##### Dataset records #####
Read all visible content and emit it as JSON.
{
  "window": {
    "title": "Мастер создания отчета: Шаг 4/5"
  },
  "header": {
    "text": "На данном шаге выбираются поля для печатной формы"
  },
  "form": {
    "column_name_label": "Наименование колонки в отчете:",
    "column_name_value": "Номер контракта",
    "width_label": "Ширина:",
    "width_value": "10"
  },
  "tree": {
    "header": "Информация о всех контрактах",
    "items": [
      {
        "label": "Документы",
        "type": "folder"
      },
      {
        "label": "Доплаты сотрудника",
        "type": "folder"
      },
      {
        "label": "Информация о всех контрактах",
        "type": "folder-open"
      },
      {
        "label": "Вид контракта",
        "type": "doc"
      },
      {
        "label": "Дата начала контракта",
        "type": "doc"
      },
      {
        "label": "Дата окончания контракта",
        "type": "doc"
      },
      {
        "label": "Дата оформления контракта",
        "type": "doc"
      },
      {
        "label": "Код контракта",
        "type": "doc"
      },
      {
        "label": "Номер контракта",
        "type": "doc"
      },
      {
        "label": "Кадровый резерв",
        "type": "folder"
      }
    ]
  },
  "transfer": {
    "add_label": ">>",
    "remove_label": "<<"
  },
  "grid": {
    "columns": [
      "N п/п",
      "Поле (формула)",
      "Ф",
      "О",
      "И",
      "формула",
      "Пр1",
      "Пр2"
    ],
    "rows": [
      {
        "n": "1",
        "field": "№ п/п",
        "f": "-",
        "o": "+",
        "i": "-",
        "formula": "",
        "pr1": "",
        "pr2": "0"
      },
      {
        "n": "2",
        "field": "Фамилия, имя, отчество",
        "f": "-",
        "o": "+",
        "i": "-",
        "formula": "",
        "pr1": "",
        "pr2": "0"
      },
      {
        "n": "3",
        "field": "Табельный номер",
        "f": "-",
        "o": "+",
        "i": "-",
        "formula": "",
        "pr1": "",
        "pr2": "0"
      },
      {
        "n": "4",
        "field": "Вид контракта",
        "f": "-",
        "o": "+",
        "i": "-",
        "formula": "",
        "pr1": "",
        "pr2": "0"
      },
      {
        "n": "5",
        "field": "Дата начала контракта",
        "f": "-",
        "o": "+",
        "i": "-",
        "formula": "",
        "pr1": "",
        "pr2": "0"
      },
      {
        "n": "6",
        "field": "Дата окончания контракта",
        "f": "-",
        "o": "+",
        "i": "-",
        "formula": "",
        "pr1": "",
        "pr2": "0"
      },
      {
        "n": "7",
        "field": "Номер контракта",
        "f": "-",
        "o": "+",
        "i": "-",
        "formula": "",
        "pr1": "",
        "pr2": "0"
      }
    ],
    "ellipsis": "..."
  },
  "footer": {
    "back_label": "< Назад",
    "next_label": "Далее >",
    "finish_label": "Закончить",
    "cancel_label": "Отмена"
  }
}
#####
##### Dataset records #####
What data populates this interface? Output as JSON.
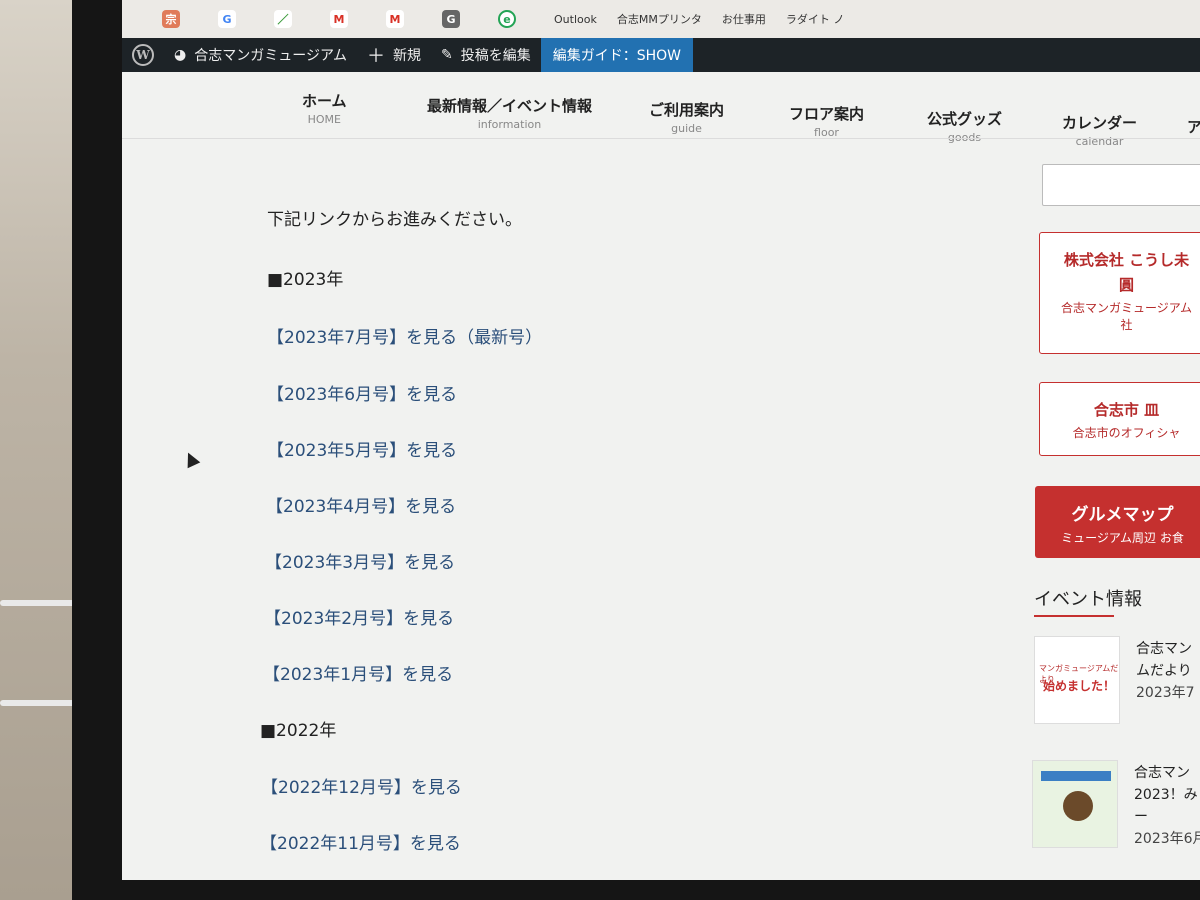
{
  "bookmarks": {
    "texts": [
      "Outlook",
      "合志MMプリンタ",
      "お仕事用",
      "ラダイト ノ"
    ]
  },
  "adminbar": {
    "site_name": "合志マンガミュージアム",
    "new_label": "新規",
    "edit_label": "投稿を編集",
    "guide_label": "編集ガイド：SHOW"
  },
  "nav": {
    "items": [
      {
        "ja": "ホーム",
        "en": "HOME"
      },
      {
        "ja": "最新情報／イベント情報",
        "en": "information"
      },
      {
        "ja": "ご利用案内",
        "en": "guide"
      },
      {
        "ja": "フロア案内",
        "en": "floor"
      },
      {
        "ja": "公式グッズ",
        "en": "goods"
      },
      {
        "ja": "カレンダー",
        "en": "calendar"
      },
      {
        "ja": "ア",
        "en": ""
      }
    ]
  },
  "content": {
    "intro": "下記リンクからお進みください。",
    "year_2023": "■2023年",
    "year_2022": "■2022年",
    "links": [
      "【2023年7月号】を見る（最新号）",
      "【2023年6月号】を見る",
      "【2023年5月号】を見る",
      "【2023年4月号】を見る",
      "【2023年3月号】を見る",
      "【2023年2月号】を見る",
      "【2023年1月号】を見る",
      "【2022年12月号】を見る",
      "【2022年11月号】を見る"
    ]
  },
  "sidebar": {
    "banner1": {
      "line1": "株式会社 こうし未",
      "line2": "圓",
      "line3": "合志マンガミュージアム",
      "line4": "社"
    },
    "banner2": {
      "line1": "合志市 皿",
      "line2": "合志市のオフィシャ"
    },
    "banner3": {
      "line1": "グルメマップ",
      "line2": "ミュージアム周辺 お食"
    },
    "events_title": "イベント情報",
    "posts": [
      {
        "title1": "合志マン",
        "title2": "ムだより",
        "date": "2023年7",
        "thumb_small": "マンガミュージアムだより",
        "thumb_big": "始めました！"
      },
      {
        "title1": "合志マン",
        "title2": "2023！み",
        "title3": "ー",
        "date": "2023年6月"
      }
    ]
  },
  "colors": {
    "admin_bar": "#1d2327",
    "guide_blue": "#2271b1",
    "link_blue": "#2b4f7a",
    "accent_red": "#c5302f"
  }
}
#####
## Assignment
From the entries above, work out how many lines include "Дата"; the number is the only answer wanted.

## Exercise response
5